_Data supplied_
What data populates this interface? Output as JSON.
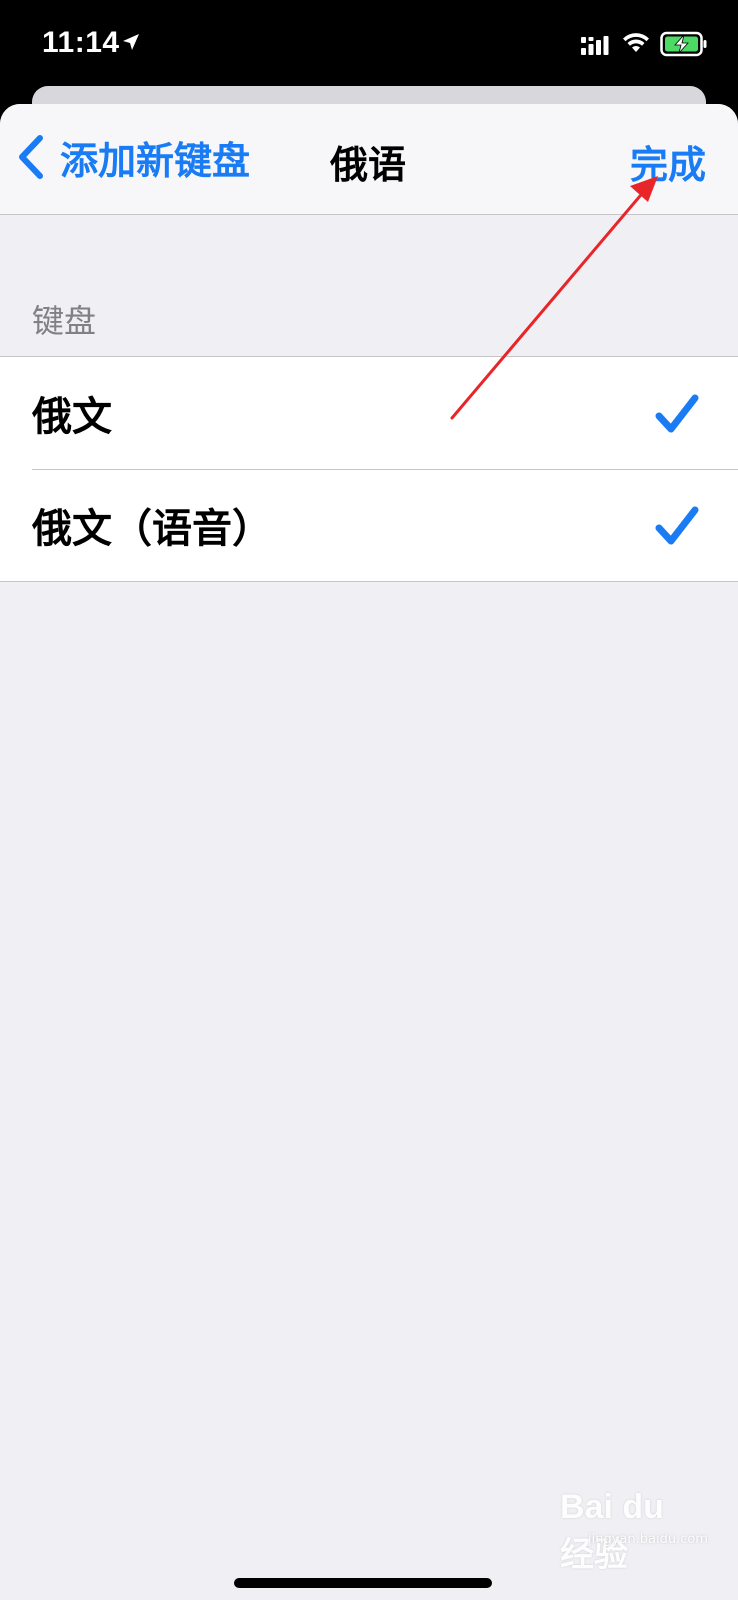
{
  "status_bar": {
    "time": "11:14"
  },
  "nav": {
    "back_label": "添加新键盘",
    "title": "俄语",
    "done_label": "完成"
  },
  "section": {
    "header": "键盘"
  },
  "keyboards": [
    {
      "label": "俄文",
      "checked": true
    },
    {
      "label": "俄文（语音）",
      "checked": true
    }
  ],
  "watermark": {
    "logo": "Bai du 经验",
    "sub": "jingyan.baidu.com"
  },
  "colors": {
    "accent": "#1a7cf5",
    "background": "#f0eff4",
    "annotation": "#e8262a"
  }
}
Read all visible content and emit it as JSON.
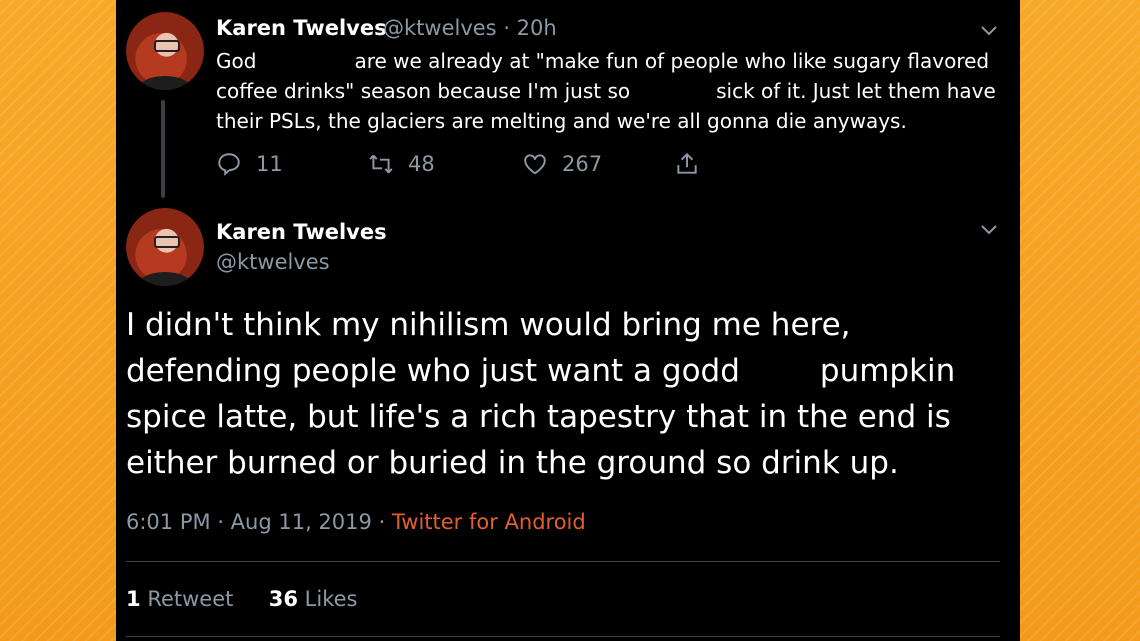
{
  "reply_tweet": {
    "display_name": "Karen Twelves",
    "handle": "@ktwelves",
    "time": "20h",
    "lines": [
      [
        "God",
        "are we already at \"make fun of people who like sugary flavored"
      ],
      [
        "coffee drinks\" season because I'm just so",
        "sick of it. Just let them have"
      ],
      [
        "their PSLs, the glaciers are melting and we're all gonna die anyways."
      ]
    ],
    "actions": {
      "replies": "11",
      "retweets": "48",
      "likes": "267"
    },
    "icons": [
      "reply-icon",
      "retweet-icon",
      "like-icon",
      "share-icon",
      "chevron-down-icon"
    ]
  },
  "main_tweet": {
    "display_name": "Karen Twelves",
    "handle": "@ktwelves",
    "lines": [
      [
        "I didn't think my nihilism would bring me here,"
      ],
      [
        "defending people who just want a godd",
        "pumpkin"
      ],
      [
        "spice latte, but life's a rich tapestry that in the end is"
      ],
      [
        "either burned or buried in the ground so drink up."
      ]
    ],
    "time": "6:01 PM",
    "date": "Aug 11, 2019",
    "source": "Twitter for Android",
    "retweet_count": "1",
    "retweet_label": "Retweet",
    "like_count": "36",
    "like_label": "Likes"
  },
  "colors": {
    "background": "#f6a623",
    "panel": "#000000",
    "text": "#ffffff",
    "muted": "#8b98a5",
    "source_link": "#e0602f",
    "divider": "#38444d"
  }
}
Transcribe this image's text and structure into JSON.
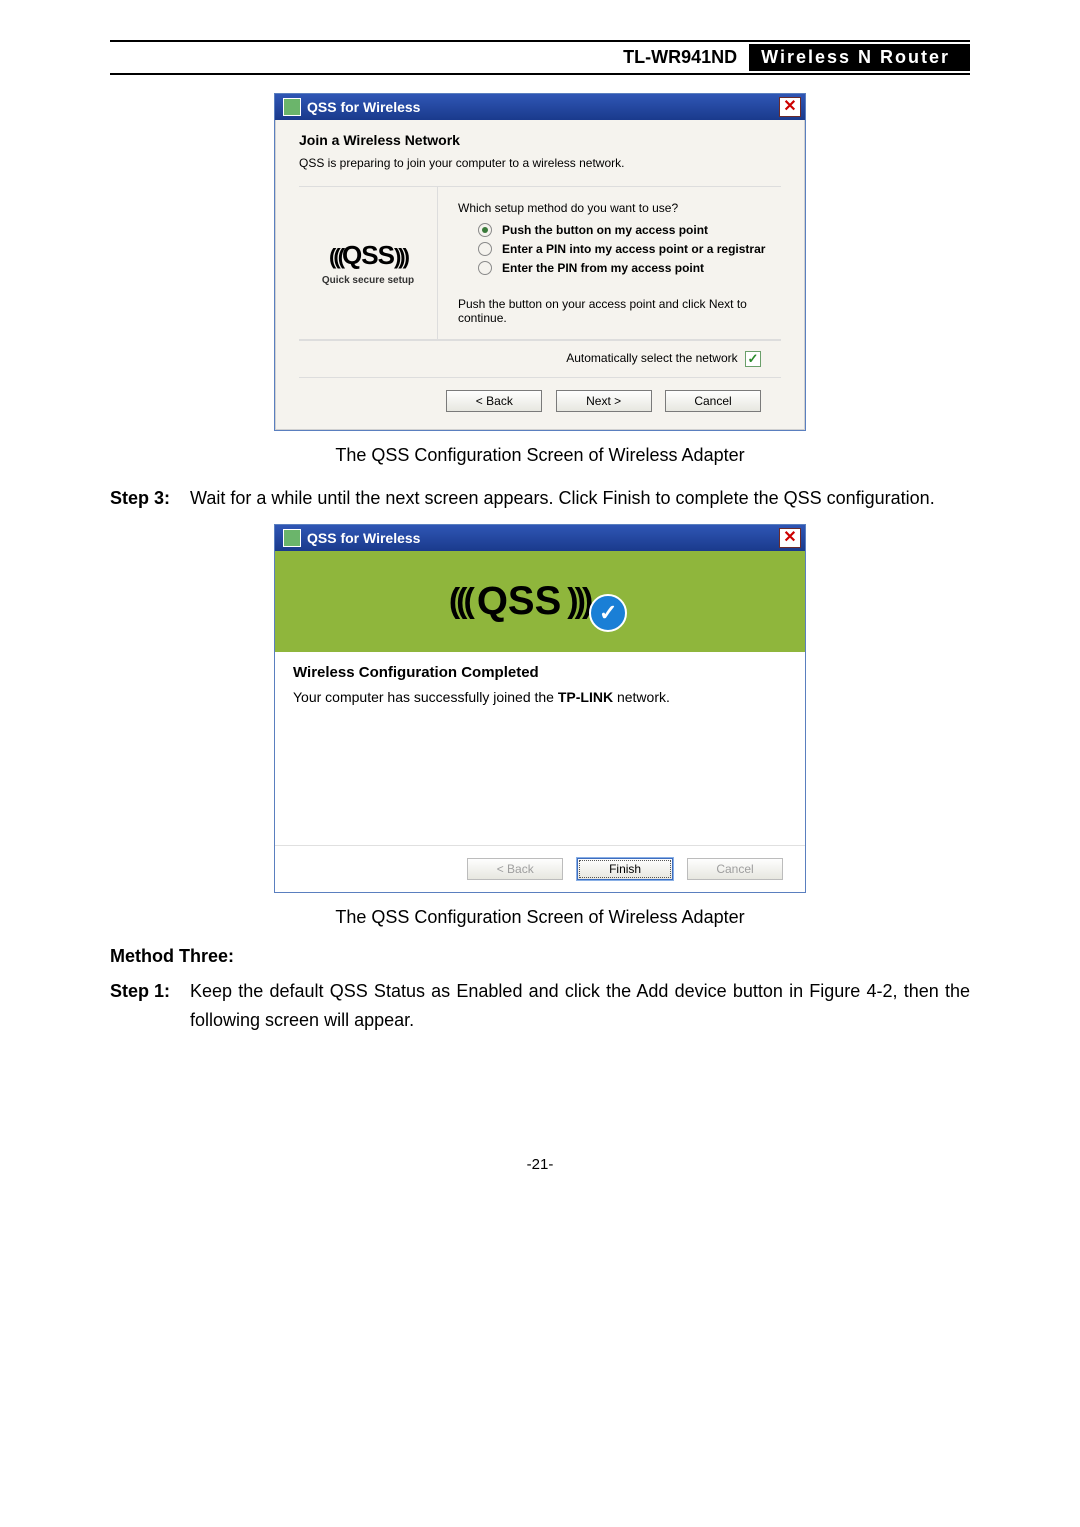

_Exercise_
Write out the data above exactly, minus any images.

_Output for this exercise_
What data populates this interface? Output as JSON.
{
  "status_bar": {
    "time": "11:14"
  },
  "nav": {
    "back_label": "添加新键盘",
    "title": "俄语",
    "done_label": "完成"
  },
  "section": {
    "header": "键盘"
  },
  "keyboards": [
    {
      "label": "俄文",
      "checked": true
    },
    {
      "label": "俄文（语音）",
      "checked": true
    }
  ],
  "watermark": {
    "logo": "Bai du 经验",
    "sub": "jingyan.baidu.com"
  },
  "colors": {
    "accent": "#1a7cf5",
    "background": "#f0eff4",
    "annotation": "#e8262a"
  }
}
Read all visible content and emit it as JSON.
{
  "reply_tweet": {
    "display_name": "Karen Twelves",
    "handle": "@ktwelves",
    "time": "20h",
    "lines": [
      [
        "God",
        "are we already at \"make fun of people who like sugary flavored"
      ],
      [
        "coffee drinks\" season because I'm just so",
        "sick of it. Just let them have"
      ],
      [
        "their PSLs, the glaciers are melting and we're all gonna die anyways."
      ]
    ],
    "actions": {
      "replies": "11",
      "retweets": "48",
      "likes": "267"
    },
    "icons": [
      "reply-icon",
      "retweet-icon",
      "like-icon",
      "share-icon",
      "chevron-down-icon"
    ]
  },
  "main_tweet": {
    "display_name": "Karen Twelves",
    "handle": "@ktwelves",
    "lines": [
      [
        "I didn't think my nihilism would bring me here,"
      ],
      [
        "defending people who just want a godd",
        "pumpkin"
      ],
      [
        "spice latte, but life's a rich tapestry that in the end is"
      ],
      [
        "either burned or buried in the ground so drink up."
      ]
    ],
    "time": "6:01 PM",
    "date": "Aug 11, 2019",
    "source": "Twitter for Android",
    "retweet_count": "1",
    "retweet_label": "Retweet",
    "like_count": "36",
    "like_label": "Likes"
  },
  "colors": {
    "background": "#f6a623",
    "panel": "#000000",
    "text": "#ffffff",
    "muted": "#8b98a5",
    "source_link": "#e0602f",
    "divider": "#38444d"
  }
}
Transcribe this image's text and structure into JSON.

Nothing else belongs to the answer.